WHAT YOU HAVE TO DO: Look through the entries below and report how many lines hold the string "messages". Only the number is wanted.

Top of SUPPLIED DATA

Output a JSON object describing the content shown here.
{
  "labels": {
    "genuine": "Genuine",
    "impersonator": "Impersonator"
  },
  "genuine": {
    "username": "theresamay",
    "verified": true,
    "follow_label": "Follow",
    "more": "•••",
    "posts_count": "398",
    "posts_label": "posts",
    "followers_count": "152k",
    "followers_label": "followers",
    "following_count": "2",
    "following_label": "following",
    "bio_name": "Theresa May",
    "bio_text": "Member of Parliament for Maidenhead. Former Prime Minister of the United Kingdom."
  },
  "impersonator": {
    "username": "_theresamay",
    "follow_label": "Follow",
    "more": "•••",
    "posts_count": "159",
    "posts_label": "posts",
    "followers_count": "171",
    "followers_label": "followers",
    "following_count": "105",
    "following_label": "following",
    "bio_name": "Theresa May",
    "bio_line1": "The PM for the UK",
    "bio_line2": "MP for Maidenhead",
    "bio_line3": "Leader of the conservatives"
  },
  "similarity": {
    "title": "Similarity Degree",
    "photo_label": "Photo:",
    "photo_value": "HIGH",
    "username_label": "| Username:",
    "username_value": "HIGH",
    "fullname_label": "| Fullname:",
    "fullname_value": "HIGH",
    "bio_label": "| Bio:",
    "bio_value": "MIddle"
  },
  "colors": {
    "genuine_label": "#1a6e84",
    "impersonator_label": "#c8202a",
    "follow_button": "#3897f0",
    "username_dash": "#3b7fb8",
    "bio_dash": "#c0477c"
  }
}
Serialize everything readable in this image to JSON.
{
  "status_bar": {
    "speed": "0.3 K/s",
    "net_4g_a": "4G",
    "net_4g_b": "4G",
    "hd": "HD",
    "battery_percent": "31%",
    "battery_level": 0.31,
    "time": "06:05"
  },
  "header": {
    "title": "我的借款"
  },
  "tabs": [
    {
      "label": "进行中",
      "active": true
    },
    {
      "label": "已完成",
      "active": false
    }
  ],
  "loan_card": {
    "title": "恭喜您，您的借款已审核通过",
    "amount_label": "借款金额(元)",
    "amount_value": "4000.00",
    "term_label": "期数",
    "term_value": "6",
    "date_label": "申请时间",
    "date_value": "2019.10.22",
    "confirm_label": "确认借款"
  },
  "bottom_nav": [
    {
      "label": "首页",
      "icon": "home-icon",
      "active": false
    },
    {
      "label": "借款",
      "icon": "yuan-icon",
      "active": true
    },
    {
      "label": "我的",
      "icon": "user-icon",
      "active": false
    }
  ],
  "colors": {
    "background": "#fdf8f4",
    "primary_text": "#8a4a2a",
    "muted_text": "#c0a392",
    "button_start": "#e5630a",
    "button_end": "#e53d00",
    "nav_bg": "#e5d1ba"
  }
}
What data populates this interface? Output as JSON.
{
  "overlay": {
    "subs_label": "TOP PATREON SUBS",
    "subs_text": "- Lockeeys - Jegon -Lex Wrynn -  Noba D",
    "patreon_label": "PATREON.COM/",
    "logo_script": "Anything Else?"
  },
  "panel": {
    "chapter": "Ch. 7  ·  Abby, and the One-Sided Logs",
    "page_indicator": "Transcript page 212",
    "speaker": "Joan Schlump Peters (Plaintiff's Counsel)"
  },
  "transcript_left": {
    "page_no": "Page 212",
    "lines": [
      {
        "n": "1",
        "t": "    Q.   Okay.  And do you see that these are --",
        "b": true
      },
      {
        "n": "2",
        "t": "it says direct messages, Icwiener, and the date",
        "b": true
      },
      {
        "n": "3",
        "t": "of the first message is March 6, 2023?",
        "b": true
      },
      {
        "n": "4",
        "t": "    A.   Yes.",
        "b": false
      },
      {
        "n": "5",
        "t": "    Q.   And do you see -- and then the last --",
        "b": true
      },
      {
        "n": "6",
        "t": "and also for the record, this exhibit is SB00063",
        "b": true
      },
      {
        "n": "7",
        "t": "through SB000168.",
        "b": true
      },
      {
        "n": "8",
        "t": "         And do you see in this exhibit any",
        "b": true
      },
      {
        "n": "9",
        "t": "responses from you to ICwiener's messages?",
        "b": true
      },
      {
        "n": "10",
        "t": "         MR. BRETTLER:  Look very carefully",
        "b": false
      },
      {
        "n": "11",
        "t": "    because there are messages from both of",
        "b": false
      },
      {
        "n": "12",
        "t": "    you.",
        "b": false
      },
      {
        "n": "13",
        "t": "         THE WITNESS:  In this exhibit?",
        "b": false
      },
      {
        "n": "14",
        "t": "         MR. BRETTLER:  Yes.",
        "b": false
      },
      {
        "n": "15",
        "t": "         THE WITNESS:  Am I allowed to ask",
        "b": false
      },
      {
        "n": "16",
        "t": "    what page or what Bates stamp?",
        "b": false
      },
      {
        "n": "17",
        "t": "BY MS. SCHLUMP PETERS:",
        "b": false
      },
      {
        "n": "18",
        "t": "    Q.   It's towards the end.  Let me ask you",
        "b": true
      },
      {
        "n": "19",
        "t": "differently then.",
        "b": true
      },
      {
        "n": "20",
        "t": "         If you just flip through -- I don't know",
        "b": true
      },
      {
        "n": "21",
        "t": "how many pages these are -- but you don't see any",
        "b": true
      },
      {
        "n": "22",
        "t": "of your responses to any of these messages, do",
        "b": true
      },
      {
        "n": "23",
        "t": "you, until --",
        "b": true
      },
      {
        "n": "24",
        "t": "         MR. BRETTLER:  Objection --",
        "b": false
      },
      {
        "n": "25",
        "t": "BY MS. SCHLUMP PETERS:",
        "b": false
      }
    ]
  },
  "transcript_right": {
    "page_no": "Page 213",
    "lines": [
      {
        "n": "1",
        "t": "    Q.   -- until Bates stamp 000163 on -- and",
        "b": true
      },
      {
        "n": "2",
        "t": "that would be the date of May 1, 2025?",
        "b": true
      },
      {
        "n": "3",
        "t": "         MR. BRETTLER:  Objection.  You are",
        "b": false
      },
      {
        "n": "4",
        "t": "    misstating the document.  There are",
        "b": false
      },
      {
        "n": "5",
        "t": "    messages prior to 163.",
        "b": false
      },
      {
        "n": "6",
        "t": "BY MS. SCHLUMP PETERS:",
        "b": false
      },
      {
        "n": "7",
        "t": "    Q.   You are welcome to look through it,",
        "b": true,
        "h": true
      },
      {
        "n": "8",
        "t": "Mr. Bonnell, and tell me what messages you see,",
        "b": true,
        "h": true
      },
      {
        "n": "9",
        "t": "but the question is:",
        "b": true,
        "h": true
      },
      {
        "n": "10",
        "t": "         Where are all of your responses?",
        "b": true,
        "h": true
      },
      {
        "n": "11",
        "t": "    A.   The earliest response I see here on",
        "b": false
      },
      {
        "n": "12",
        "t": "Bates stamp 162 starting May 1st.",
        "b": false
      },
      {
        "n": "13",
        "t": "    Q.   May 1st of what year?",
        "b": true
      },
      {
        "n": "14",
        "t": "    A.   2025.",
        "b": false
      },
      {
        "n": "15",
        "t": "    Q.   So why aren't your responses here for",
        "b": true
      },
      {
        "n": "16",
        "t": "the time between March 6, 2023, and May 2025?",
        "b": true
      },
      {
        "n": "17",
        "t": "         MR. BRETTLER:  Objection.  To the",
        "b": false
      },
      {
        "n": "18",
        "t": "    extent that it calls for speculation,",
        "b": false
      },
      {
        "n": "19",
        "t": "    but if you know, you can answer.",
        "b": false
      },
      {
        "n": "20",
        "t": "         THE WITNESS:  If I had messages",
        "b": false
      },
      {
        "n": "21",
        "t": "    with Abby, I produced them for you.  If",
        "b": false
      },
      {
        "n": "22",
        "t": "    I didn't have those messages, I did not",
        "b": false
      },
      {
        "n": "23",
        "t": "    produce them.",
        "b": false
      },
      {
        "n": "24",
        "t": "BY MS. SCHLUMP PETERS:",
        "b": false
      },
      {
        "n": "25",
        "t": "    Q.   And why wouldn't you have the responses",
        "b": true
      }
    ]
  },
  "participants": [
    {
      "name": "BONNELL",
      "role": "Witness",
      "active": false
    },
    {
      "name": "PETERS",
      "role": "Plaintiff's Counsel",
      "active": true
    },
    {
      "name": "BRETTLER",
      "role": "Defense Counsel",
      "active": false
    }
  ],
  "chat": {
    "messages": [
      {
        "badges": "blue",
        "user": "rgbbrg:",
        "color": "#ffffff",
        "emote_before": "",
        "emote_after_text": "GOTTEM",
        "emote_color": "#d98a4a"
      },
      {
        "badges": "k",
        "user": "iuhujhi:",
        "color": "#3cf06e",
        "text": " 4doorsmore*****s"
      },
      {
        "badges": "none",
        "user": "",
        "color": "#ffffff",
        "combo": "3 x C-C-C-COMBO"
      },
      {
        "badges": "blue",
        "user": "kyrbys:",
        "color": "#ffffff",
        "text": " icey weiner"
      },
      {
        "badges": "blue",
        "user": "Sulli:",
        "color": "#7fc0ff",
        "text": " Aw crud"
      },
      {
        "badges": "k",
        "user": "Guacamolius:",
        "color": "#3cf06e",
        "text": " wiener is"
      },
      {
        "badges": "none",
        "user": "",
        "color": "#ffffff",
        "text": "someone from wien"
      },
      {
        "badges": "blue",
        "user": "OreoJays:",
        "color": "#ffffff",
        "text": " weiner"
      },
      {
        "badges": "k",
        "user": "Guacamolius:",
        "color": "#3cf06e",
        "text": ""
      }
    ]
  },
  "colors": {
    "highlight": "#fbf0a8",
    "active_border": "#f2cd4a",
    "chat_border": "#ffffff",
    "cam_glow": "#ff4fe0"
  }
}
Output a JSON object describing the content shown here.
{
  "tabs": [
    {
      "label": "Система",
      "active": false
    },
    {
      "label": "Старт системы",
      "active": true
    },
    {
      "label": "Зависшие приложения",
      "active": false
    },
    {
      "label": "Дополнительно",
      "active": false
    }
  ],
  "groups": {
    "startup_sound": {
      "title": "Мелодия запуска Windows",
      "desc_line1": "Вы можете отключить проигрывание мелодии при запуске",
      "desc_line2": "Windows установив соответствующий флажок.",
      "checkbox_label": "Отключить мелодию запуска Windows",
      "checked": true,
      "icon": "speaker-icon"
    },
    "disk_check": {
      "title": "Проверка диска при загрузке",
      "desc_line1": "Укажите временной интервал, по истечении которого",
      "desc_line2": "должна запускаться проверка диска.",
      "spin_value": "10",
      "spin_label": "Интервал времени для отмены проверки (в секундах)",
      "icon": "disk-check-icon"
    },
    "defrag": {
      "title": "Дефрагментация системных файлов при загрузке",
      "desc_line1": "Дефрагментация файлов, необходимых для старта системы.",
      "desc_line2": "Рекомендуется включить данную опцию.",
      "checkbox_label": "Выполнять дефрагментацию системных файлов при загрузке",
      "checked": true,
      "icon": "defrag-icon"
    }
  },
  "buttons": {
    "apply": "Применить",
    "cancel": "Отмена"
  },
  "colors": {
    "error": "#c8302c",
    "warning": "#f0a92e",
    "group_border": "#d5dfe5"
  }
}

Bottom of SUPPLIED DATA

YOUR SOLUTION: 9